'''
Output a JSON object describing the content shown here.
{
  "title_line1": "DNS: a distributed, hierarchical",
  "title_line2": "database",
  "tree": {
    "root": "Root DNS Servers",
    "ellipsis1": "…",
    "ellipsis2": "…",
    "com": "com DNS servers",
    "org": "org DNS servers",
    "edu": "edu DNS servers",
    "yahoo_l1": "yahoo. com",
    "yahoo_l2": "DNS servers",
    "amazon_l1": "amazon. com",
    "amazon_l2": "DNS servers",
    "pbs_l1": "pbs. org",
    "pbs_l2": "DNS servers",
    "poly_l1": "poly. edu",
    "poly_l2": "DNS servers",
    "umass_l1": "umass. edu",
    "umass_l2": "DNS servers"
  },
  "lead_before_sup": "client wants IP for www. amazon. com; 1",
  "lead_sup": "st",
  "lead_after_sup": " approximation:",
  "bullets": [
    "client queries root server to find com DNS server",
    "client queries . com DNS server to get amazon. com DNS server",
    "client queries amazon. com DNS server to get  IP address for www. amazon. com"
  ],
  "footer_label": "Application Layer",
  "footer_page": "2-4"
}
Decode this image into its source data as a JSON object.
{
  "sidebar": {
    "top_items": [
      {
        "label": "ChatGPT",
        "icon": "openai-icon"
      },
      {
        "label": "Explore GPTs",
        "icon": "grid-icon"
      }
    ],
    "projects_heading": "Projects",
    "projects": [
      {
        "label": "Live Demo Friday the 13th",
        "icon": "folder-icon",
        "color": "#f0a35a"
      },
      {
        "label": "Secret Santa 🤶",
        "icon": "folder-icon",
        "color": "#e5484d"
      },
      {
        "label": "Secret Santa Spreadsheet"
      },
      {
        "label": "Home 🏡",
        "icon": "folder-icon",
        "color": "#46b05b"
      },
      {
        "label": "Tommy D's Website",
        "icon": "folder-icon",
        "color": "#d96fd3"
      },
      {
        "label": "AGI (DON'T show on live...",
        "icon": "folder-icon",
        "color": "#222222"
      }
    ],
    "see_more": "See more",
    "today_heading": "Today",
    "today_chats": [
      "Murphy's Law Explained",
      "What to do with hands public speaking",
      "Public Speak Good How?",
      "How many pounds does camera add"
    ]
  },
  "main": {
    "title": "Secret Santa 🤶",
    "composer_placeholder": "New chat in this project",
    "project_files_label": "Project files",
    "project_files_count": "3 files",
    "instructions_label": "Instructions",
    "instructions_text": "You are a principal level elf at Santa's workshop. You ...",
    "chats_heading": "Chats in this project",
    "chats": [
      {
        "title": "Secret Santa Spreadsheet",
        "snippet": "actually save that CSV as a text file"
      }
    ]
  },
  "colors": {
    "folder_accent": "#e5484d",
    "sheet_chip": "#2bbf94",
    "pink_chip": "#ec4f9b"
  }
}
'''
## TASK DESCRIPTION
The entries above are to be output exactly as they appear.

## WRITTEN ANSWER
Output a JSON object describing the content shown here.
{
  "title_line1": "DNS: a distributed, hierarchical",
  "title_line2": "database",
  "tree": {
    "root": "Root DNS Servers",
    "ellipsis1": "…",
    "ellipsis2": "…",
    "com": "com DNS servers",
    "org": "org DNS servers",
    "edu": "edu DNS servers",
    "yahoo_l1": "yahoo. com",
    "yahoo_l2": "DNS servers",
    "amazon_l1": "amazon. com",
    "amazon_l2": "DNS servers",
    "pbs_l1": "pbs. org",
    "pbs_l2": "DNS servers",
    "poly_l1": "poly. edu",
    "poly_l2": "DNS servers",
    "umass_l1": "umass. edu",
    "umass_l2": "DNS servers"
  },
  "lead_before_sup": "client wants IP for www. amazon. com; 1",
  "lead_sup": "st",
  "lead_after_sup": " approximation:",
  "bullets": [
    "client queries root server to find com DNS server",
    "client queries . com DNS server to get amazon. com DNS server",
    "client queries amazon. com DNS server to get  IP address for www. amazon. com"
  ],
  "footer_label": "Application Layer",
  "footer_page": "2-4"
}
Decode this image into its source data as a JSON object.
{
  "sidebar": {
    "top_items": [
      {
        "label": "ChatGPT",
        "icon": "openai-icon"
      },
      {
        "label": "Explore GPTs",
        "icon": "grid-icon"
      }
    ],
    "projects_heading": "Projects",
    "projects": [
      {
        "label": "Live Demo Friday the 13th",
        "icon": "folder-icon",
        "color": "#f0a35a"
      },
      {
        "label": "Secret Santa 🤶",
        "icon": "folder-icon",
        "color": "#e5484d"
      },
      {
        "label": "Secret Santa Spreadsheet"
      },
      {
        "label": "Home 🏡",
        "icon": "folder-icon",
        "color": "#46b05b"
      },
      {
        "label": "Tommy D's Website",
        "icon": "folder-icon",
        "color": "#d96fd3"
      },
      {
        "label": "AGI (DON'T show on live...",
        "icon": "folder-icon",
        "color": "#222222"
      }
    ],
    "see_more": "See more",
    "today_heading": "Today",
    "today_chats": [
      "Murphy's Law Explained",
      "What to do with hands public speaking",
      "Public Speak Good How?",
      "How many pounds does camera add"
    ]
  },
  "main": {
    "title": "Secret Santa 🤶",
    "composer_placeholder": "New chat in this project",
    "project_files_label": "Project files",
    "project_files_count": "3 files",
    "instructions_label": "Instructions",
    "instructions_text": "You are a principal level elf at Santa's workshop. You ...",
    "chats_heading": "Chats in this project",
    "chats": [
      {
        "title": "Secret Santa Spreadsheet",
        "snippet": "actually save that CSV as a text file"
      }
    ]
  },
  "colors": {
    "folder_accent": "#e5484d",
    "sheet_chip": "#2bbf94",
    "pink_chip": "#ec4f9b"
  }
}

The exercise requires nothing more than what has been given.